Finally, we submitted a question to Doug to talk about his personal C8 Corvette and you could see his face light up with excitement as he discusses his new Stingray, telling us “I washed it myself this morning because I could.” For the record, Doug went with a Torch Red Stingray with the 2LT Natural and Black interior and the 5-spoke wheels. He didn’t go with the Z51 because he “lives in a world of wings and didn’t want to walk out to the garage and see those wings,” says the program manager. Doug tells the Bash audience that he had no concerns buying a first-year model because he has been involved intimately with the development and that “it’s just the best car I have ever driven from every aspect,” and he adds, “Can you tell I am in love with this thing?”
As we mentioned, Corvette Racing will return to the track with the IMSA WeatherTech Championship Series on the 4th of July weekend at the Daytona International Speedway and I know I speak for a lot of you when we say we can’t wait to the see the C8.R back out on the track!
Also, make your plans now for the Corvette Racing weekend to be held October 23-24 in Hershey, PA. Doug will be joined with Corvette Racing driver Tommy Milner for a fun weekend of seminars, road tours, and even a brewery tour.

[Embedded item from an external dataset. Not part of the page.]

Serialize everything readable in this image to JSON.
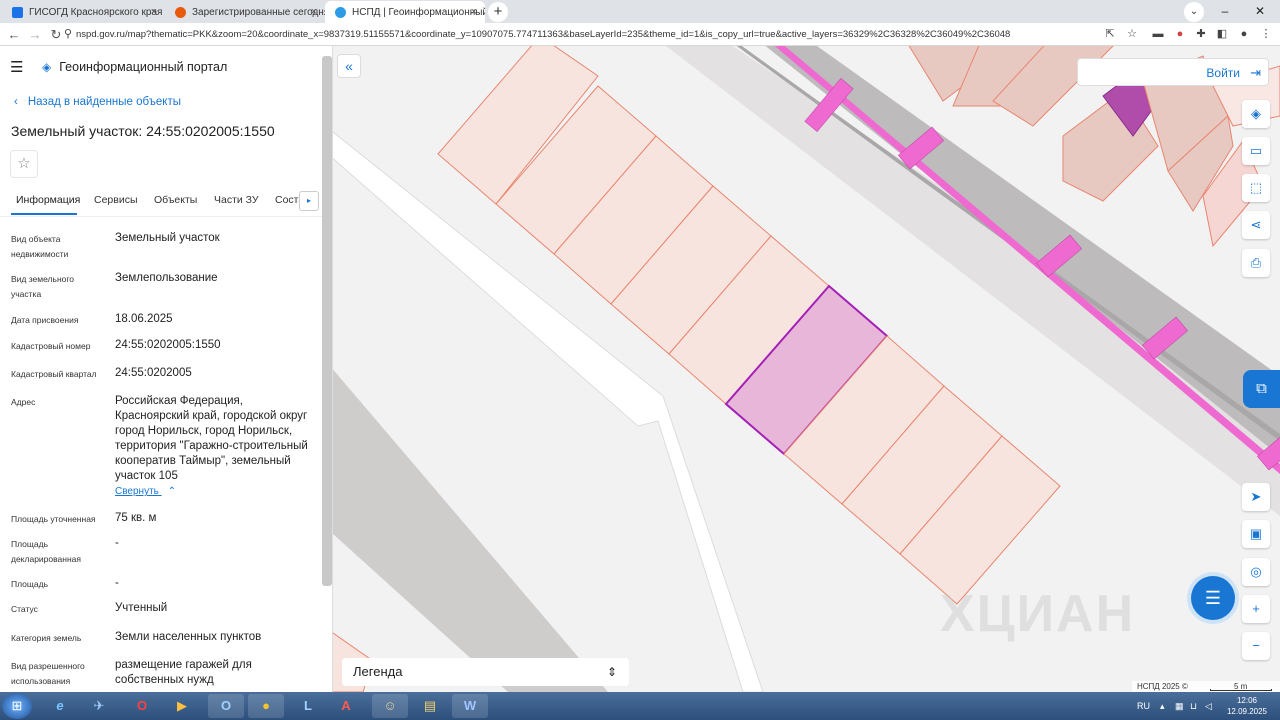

See the Corvette Museum Events Page for details.
National Corvette Museum
Corvette Racing Crew Chief Dan Binks Retires
IMSA to Restart Revised 2020 Schedule with a Nighttime Race on July 4th at Daytona International Speedway
The 24 Hours of Le Mans Is Postponed to September 19-20th